When selecting Petchey as a substitite for the indisposed No 1 Tim Henman, David Lloyd, the captain, said it would give the Essex player an opportunity rid himself of the ghosts of past singles rubbers. But last night's defeat by the Slovenian No 1, Iztok Bozic, who is ranked 216 places below him at No 419, suggests he needs an excorcist rather than a coach.

Petchey, who has defeated three top 10 players on the ATP Tour - Michael Stich, Michael Chang and Alberto Berasategui - appears to have a psychological block where Davis Cup ties are concerned. His only singles success in 10 matches was his first, when he trapped Thomas Muster on the Austrian's least favoured surface, a grass court in Manchester in 1991.

"I'm bitterly disappointed," Petchey said. "The most important thing is we're still in the tie." He complimented Bozic, saying: "He got back some balls that Michael Chang wouldn't have been able to reach."

Bozic, a short, lively and resilient character, won the contest 6-4, 6-4, 4-6, 6-2. This followed Rusedski 's 6-1, 6-4, 6-7, 6-3 victory over against Borut Urh, the 21-year-old Slovenian No 2, who is 420 places inferior on the rankings computer at No 478.

The astonishing feature of Rusedski's performance was the third-set tie- break, which he lost 7-0.

In a smooth beginning when Rusedski appeared to use the surrounds as a shooting gallery, ball boys and line judges were forced to dive for cover to avoid being belted by the Brit's mighty serves.

This went on for the best part of an hour and a half, during which Urh was barely able to cope.
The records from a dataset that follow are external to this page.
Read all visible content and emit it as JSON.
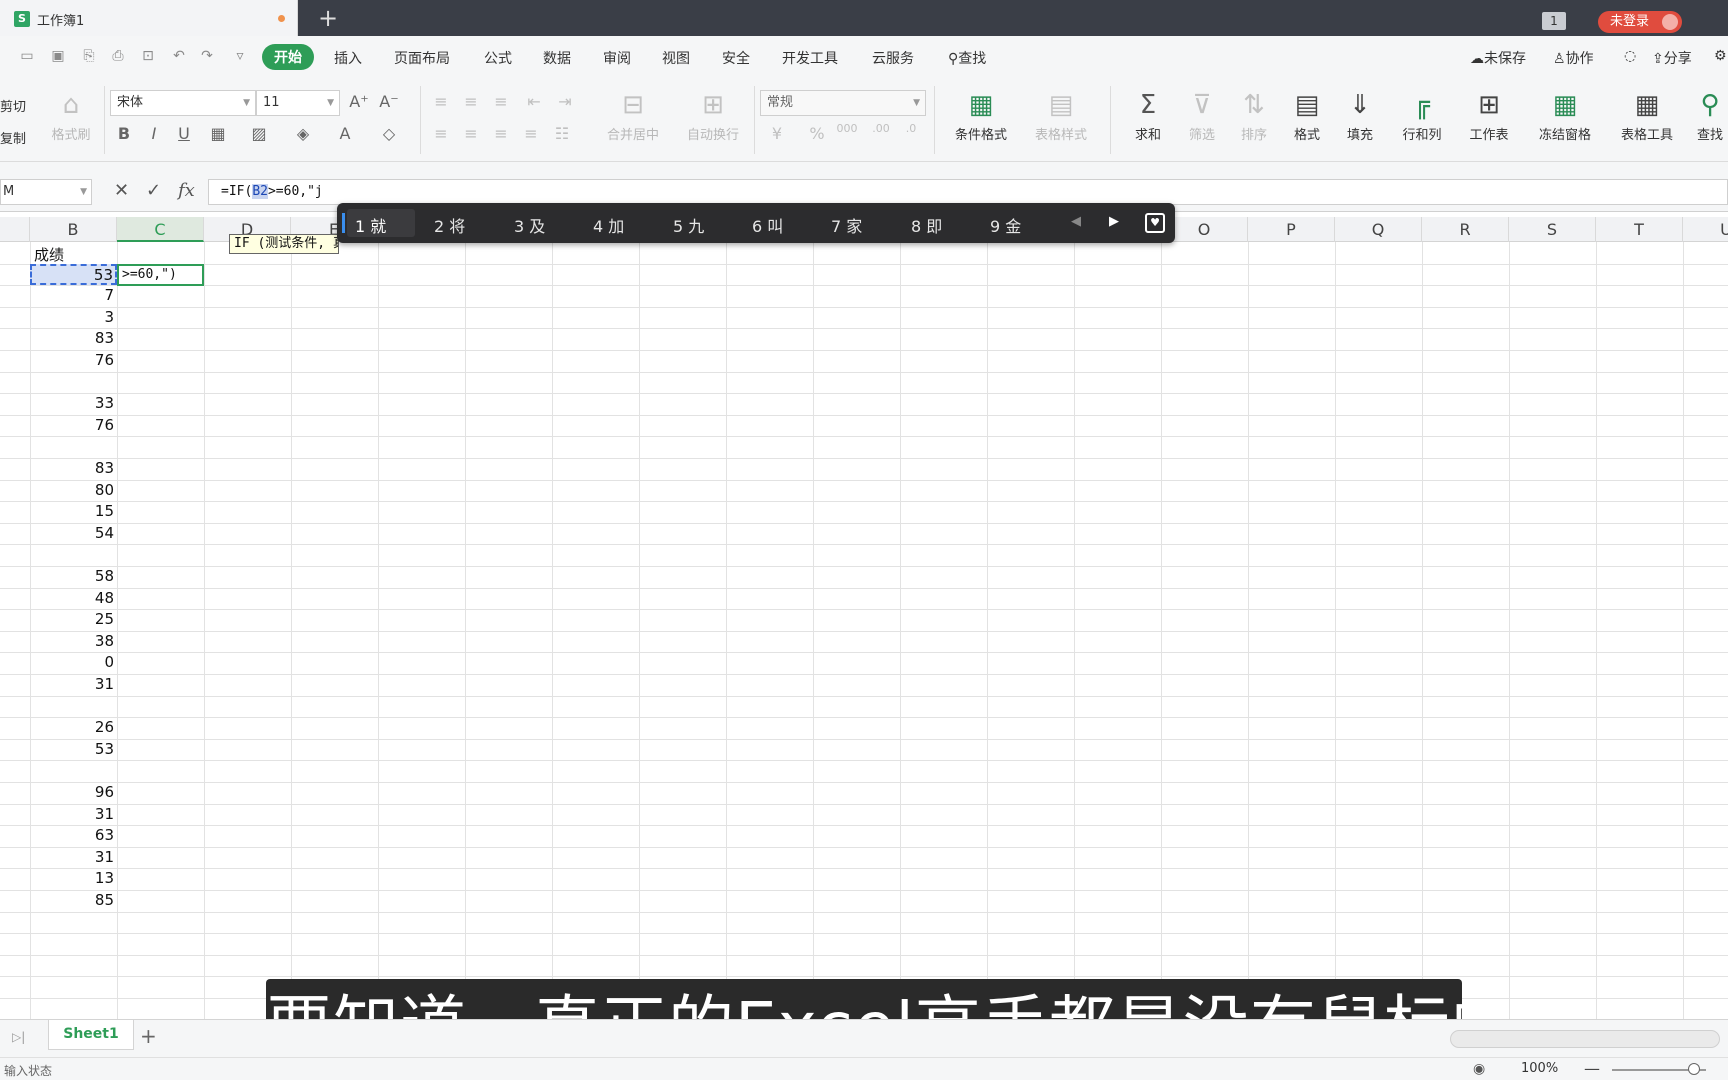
{
  "titlebar": {
    "doc_title": "工作簿1",
    "window_count": "1",
    "login_label": "未登录"
  },
  "menu": {
    "items": [
      "开始",
      "插入",
      "页面布局",
      "公式",
      "数据",
      "审阅",
      "视图",
      "安全",
      "开发工具",
      "云服务"
    ],
    "search_label": "查找",
    "right": {
      "unsaved": "未保存",
      "collab": "协作",
      "share": "分享"
    }
  },
  "ribbon": {
    "cut": "剪切",
    "copy": "复制",
    "format_painter": "格式刷",
    "font_name": "宋体",
    "font_size": "11",
    "merge_center": "合并居中",
    "auto_wrap": "自动换行",
    "number_format": "常规",
    "cond_format": "条件格式",
    "table_style": "表格样式",
    "sum": "求和",
    "filter": "筛选",
    "sort": "排序",
    "format": "格式",
    "fill": "填充",
    "row_col": "行和列",
    "worksheet": "工作表",
    "freeze": "冻结窗格",
    "table_tools": "表格工具",
    "find": "查找"
  },
  "formula_bar": {
    "name_box": "M",
    "fx": "fx",
    "formula_pre": "=IF(",
    "formula_ref": "B2",
    "formula_post": ">=60,\"j"
  },
  "sheet": {
    "columns": [
      "B",
      "C",
      "D",
      "E",
      "F",
      "G",
      "H",
      "I",
      "J",
      "K",
      "L",
      "M",
      "N",
      "O",
      "P",
      "Q",
      "R",
      "S",
      "T",
      "U"
    ],
    "header_text": "成绩",
    "active_value": "53",
    "editing_text": ">=60,\")",
    "tooltip": "IF (测试条件, 真值, [假值])",
    "b_values": [
      "7",
      "3",
      "83",
      "76",
      "",
      "33",
      "76",
      "",
      "83",
      "80",
      "15",
      "54",
      "",
      "58",
      "48",
      "25",
      "38",
      "0",
      "31",
      "",
      "26",
      "53",
      "",
      "96",
      "31",
      "63",
      "31",
      "13",
      "85"
    ]
  },
  "ime": {
    "candidates": [
      "1 就",
      "2 将",
      "3 及",
      "4 加",
      "5 九",
      "6 叫",
      "7 家",
      "8 即",
      "9 金"
    ]
  },
  "tabs": {
    "sheet_name": "Sheet1"
  },
  "status": {
    "text": "输入状态",
    "zoom": "100%"
  },
  "subtitle": "要知道，真正的Excel高手都是没有鼠标的"
}
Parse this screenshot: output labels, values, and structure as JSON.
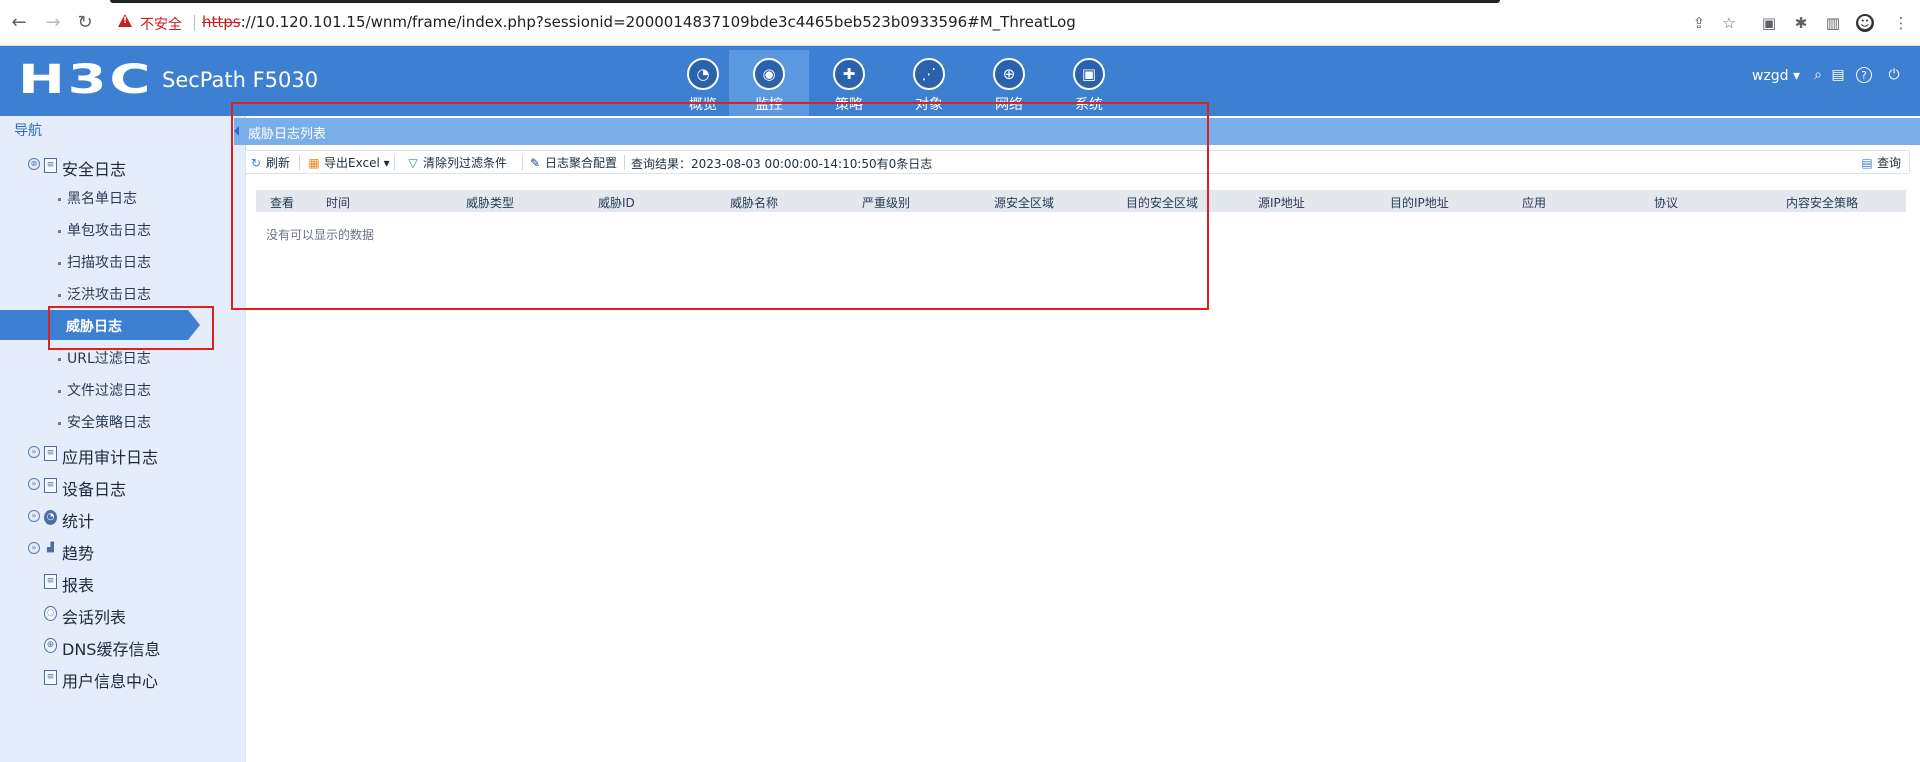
{
  "browser": {
    "insecure_label": "不安全",
    "url_scheme": "https",
    "url_rest": "://10.120.101.15/wnm/frame/index.php?sessionid=2000014837109bde3c4465beb523b0933596#M_ThreatLog"
  },
  "header": {
    "logo": "H3C",
    "product": "SecPath F5030",
    "user": "wzgd ▾",
    "top_nav": [
      {
        "label": "概览",
        "icon": "dashboard-icon",
        "glyph": "◔"
      },
      {
        "label": "监控",
        "icon": "monitor-icon",
        "glyph": "◉"
      },
      {
        "label": "策略",
        "icon": "shield-icon",
        "glyph": "✚"
      },
      {
        "label": "对象",
        "icon": "share-icon",
        "glyph": "⋰"
      },
      {
        "label": "网络",
        "icon": "globe-icon",
        "glyph": "⊕"
      },
      {
        "label": "系统",
        "icon": "screen-icon",
        "glyph": "▣"
      }
    ]
  },
  "sidebar": {
    "title": "导航",
    "security_log": "安全日志",
    "sub_items": [
      "黑名单日志",
      "单包攻击日志",
      "扫描攻击日志",
      "泛洪攻击日志",
      "威胁日志",
      "URL过滤日志",
      "文件过滤日志",
      "安全策略日志"
    ],
    "groups": [
      "应用审计日志",
      "设备日志",
      "统计",
      "趋势"
    ],
    "others": [
      "报表",
      "会话列表",
      "DNS缓存信息",
      "用户信息中心"
    ]
  },
  "panel": {
    "title": "威胁日志列表",
    "toolbar": {
      "refresh": "刷新",
      "export": "导出Excel ▾",
      "clear_filter": "清除列过滤条件",
      "aggregate": "日志聚合配置",
      "query_result": "查询结果：2023-08-03 00:00:00-14:10:50有0条日志",
      "query": "查询"
    },
    "columns": [
      "查看",
      "时间",
      "威胁类型",
      "威胁ID",
      "威胁名称",
      "严重级别",
      "源安全区域",
      "目的安全区域",
      "源IP地址",
      "目的IP地址",
      "应用",
      "协议",
      "内容安全策略"
    ],
    "empty_text": "没有可以显示的数据"
  }
}
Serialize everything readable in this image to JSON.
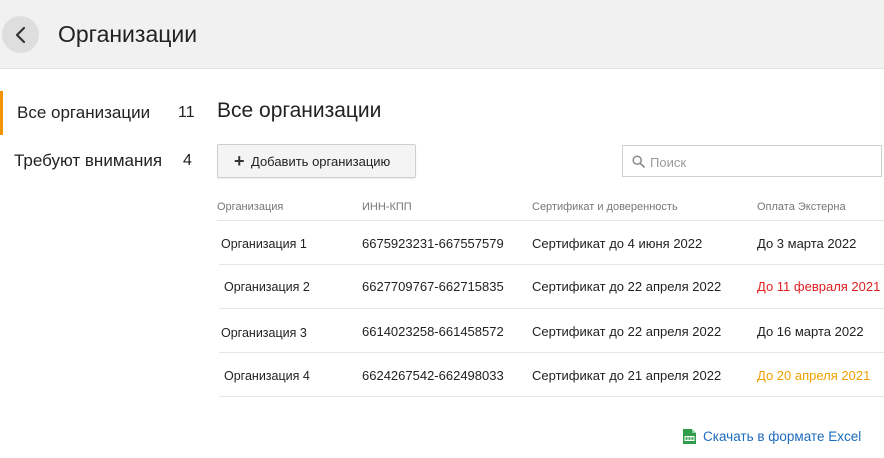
{
  "header": {
    "title": "Организации"
  },
  "sidebar": {
    "items": [
      {
        "label": "Все организации",
        "count": "11"
      },
      {
        "label": "Требуют внимания",
        "count": "4"
      }
    ]
  },
  "main": {
    "title": "Все организации",
    "add_button_label": "Добавить организацию",
    "search": {
      "placeholder": "Поиск",
      "value": ""
    },
    "columns": [
      "Организация",
      "ИНН-КПП",
      "Сертификат и доверенность",
      "Оплата Экстерна"
    ],
    "rows": [
      {
        "name": "Организация 1",
        "inn": "6675923231-667557579",
        "cert": "Сертификат до 4 июня 2022",
        "payment": "До 3 марта 2022",
        "payment_status": "normal"
      },
      {
        "name": "Организация 2",
        "inn": "6627709767-662715835",
        "cert": "Сертификат до 22 апреля 2022",
        "payment": "До 11 февраля 2021",
        "payment_status": "expired"
      },
      {
        "name": "Организация 3",
        "inn": "6614023258-661458572",
        "cert": "Сертификат до 22 апреля 2022",
        "payment": "До 16 марта 2022",
        "payment_status": "normal"
      },
      {
        "name": "Организация 4",
        "inn": "6624267542-662498033",
        "cert": "Сертификат до 21 апреля 2022",
        "payment": "До 20 апреля 2021",
        "payment_status": "warning"
      }
    ],
    "export_label": "Скачать в формате Excel"
  },
  "colors": {
    "accent": "#f29400",
    "link": "#1d6bbf",
    "expired": "#e02020",
    "warning": "#f0a000",
    "normal": "#222222"
  },
  "icons": {
    "back": "chevron-left-icon",
    "add": "plus-icon",
    "search": "search-icon",
    "export": "excel-icon"
  }
}
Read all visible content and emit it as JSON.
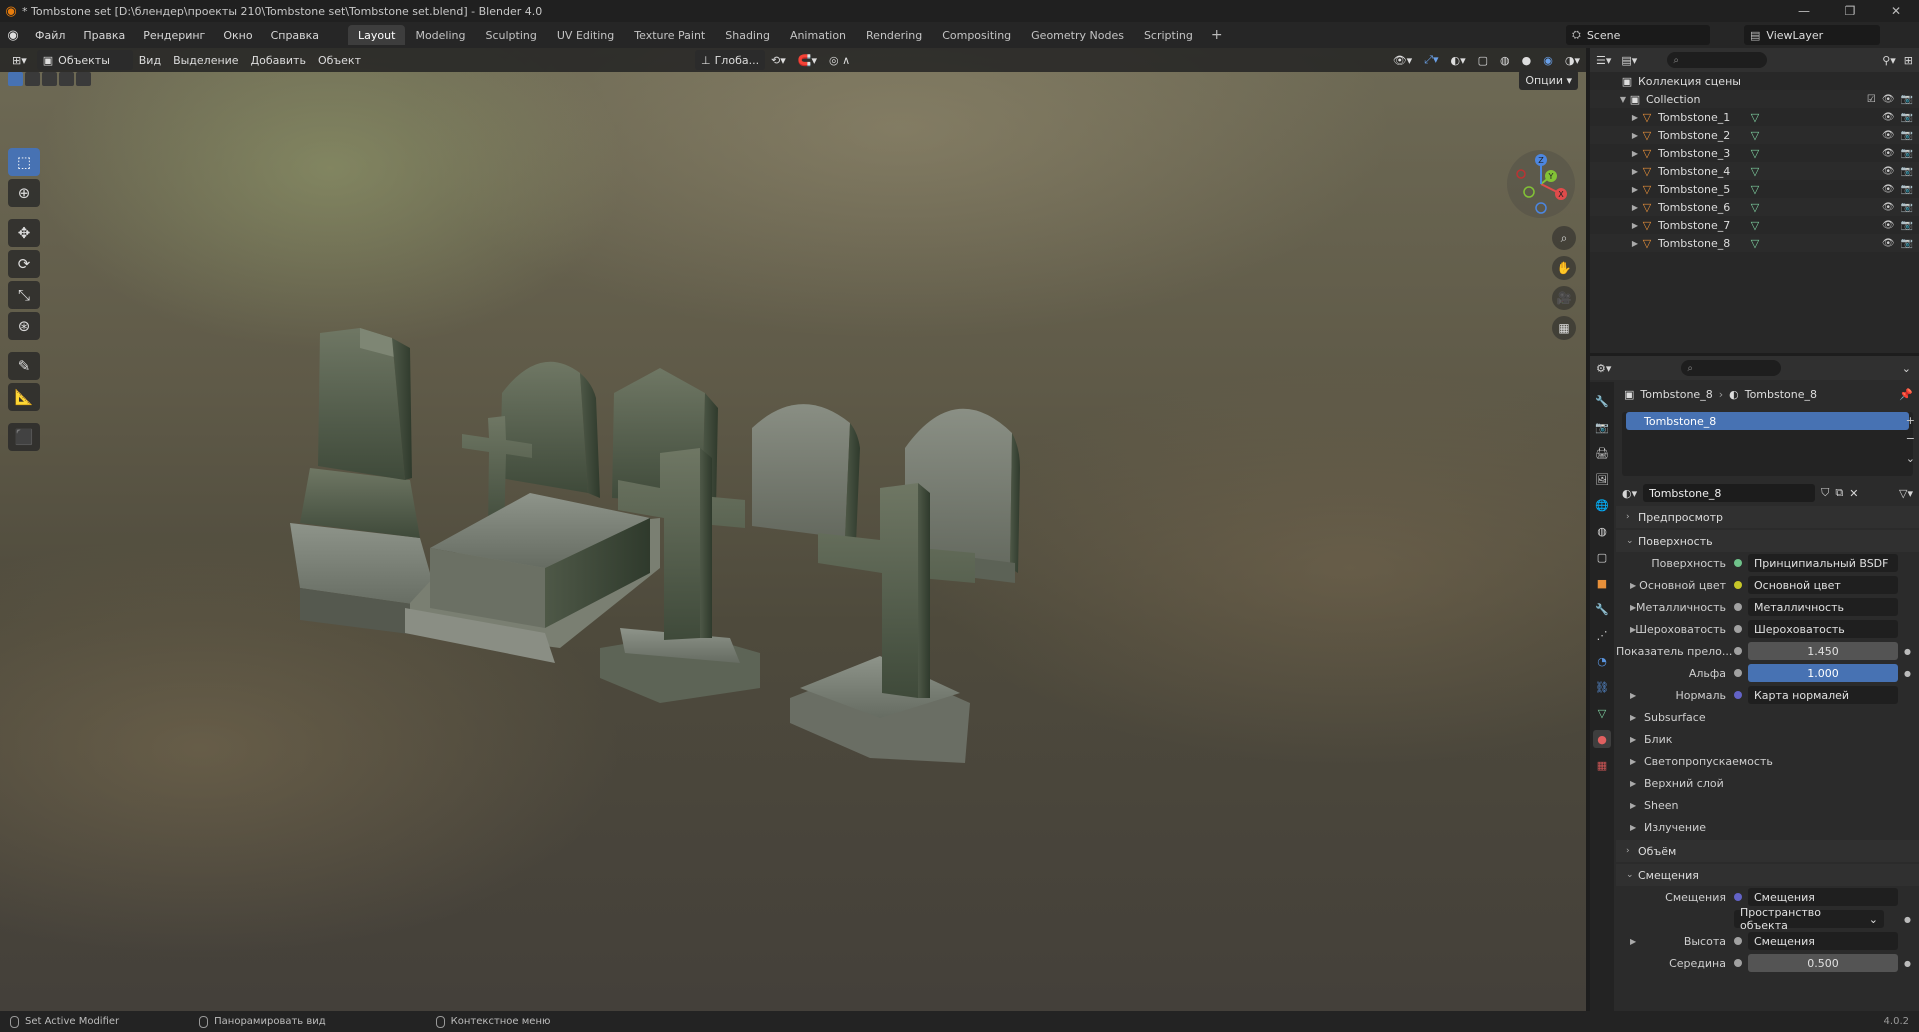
{
  "titlebar": {
    "title": "* Tombstone set [D:\\блендер\\проекты 210\\Tombstone set\\Tombstone set.blend] - Blender 4.0"
  },
  "menu": {
    "items": [
      "Файл",
      "Правка",
      "Рендеринг",
      "Окно",
      "Справка"
    ]
  },
  "workspaces": {
    "tabs": [
      "Layout",
      "Modeling",
      "Sculpting",
      "UV Editing",
      "Texture Paint",
      "Shading",
      "Animation",
      "Rendering",
      "Compositing",
      "Geometry Nodes",
      "Scripting"
    ],
    "active": "Layout",
    "add": "+"
  },
  "scene": {
    "name": "Scene",
    "view_layer": "ViewLayer"
  },
  "viewport": {
    "mode": "Объекты",
    "menus": [
      "Вид",
      "Выделение",
      "Добавить",
      "Объект"
    ],
    "orientation": "Глоба...",
    "options": "Опции"
  },
  "gizmo": {
    "x": "X",
    "y": "Y",
    "z": "Z"
  },
  "outliner": {
    "scene_collection": "Коллекция сцены",
    "collection": "Collection",
    "objects": [
      "Tombstone_1",
      "Tombstone_2",
      "Tombstone_3",
      "Tombstone_4",
      "Tombstone_5",
      "Tombstone_6",
      "Tombstone_7",
      "Tombstone_8"
    ]
  },
  "properties": {
    "breadcrumb_object": "Tombstone_8",
    "breadcrumb_material": "Tombstone_8",
    "slot": "Tombstone_8",
    "material_name": "Tombstone_8",
    "sections": {
      "preview": "Предпросмотр",
      "surface": "Поверхность",
      "volume": "Объём",
      "displacement": "Смещения"
    },
    "surface_rows": [
      {
        "label": "Поверхность",
        "value": "Принципиальный BSDF",
        "socket": "#6fc28a",
        "expand": false,
        "kind": "dark"
      },
      {
        "label": "Основной цвет",
        "value": "Основной цвет",
        "socket": "#c7c729",
        "expand": true,
        "kind": "dark"
      },
      {
        "label": "Металличность",
        "value": "Металличность",
        "socket": "#a1a1a1",
        "expand": true,
        "kind": "dark"
      },
      {
        "label": "Шероховатость",
        "value": "Шероховатость",
        "socket": "#a1a1a1",
        "expand": true,
        "kind": "dark"
      },
      {
        "label": "Показатель прело...",
        "value": "1.450",
        "socket": "#a1a1a1",
        "expand": false,
        "kind": "num"
      },
      {
        "label": "Альфа",
        "value": "1.000",
        "socket": "#a1a1a1",
        "expand": false,
        "kind": "blue"
      },
      {
        "label": "Нормаль",
        "value": "Карта нормалей",
        "socket": "#6363c7",
        "expand": true,
        "kind": "dark"
      }
    ],
    "subpanels": [
      "Subsurface",
      "Блик",
      "Светопропускаемость",
      "Верхний слой",
      "Sheen",
      "Излучение"
    ],
    "displacement_rows": [
      {
        "label": "Смещения",
        "value": "Смещения",
        "socket": "#6363c7",
        "expand": false,
        "kind": "dark"
      },
      {
        "label": "",
        "value": "Пространство объекта",
        "socket": "",
        "expand": false,
        "kind": "select"
      },
      {
        "label": "Высота",
        "value": "Смещения",
        "socket": "#a1a1a1",
        "expand": true,
        "kind": "dark"
      },
      {
        "label": "Середина",
        "value": "0.500",
        "socket": "#a1a1a1",
        "expand": false,
        "kind": "num"
      }
    ]
  },
  "statusbar": {
    "left": "Set Active Modifier",
    "middle": "Панорамировать вид",
    "right": "Контекстное меню",
    "version": "4.0.2"
  }
}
The Slovenian, however, gradually gained confidence in the third set, bolstered by his opponent's numerous errors, particularly on the backhand, which was a constant source of frustration for Rusedski.

After saving a break point in the opening game of the set, Urh proceeded to match Rusedski almost shot for shot. And although the Briton conceded only six points off his serve and brought his total of aces to 18 his game seized up in the tie-break.

Urh finally cracked in the eighth game of the fourth set, but the job was still not quite complete. Indeed Rusedski found himself 0-40 down and it was at this stage of the proceedings when Rusedski was seen at his best. He produced an ace to save the first break point, a forehand volley to whisk away the second and a service winner to bring the score to deuce.

The Slovenian then hit a forehand service return over the baseline to give Rusedski a glimpse of a match point. A glimpse was all it was. Rusedski volleyed a forehand over the baseline to lose it. An ace gave him a second chance, but this time he misdirected a forehand volley. The backhand let him down again on a third match point and when he hit yet another ace the spectators held their breath to see what would happen on match point four. They need not have been concerned. A trademark ace - his 26th - clinched the match.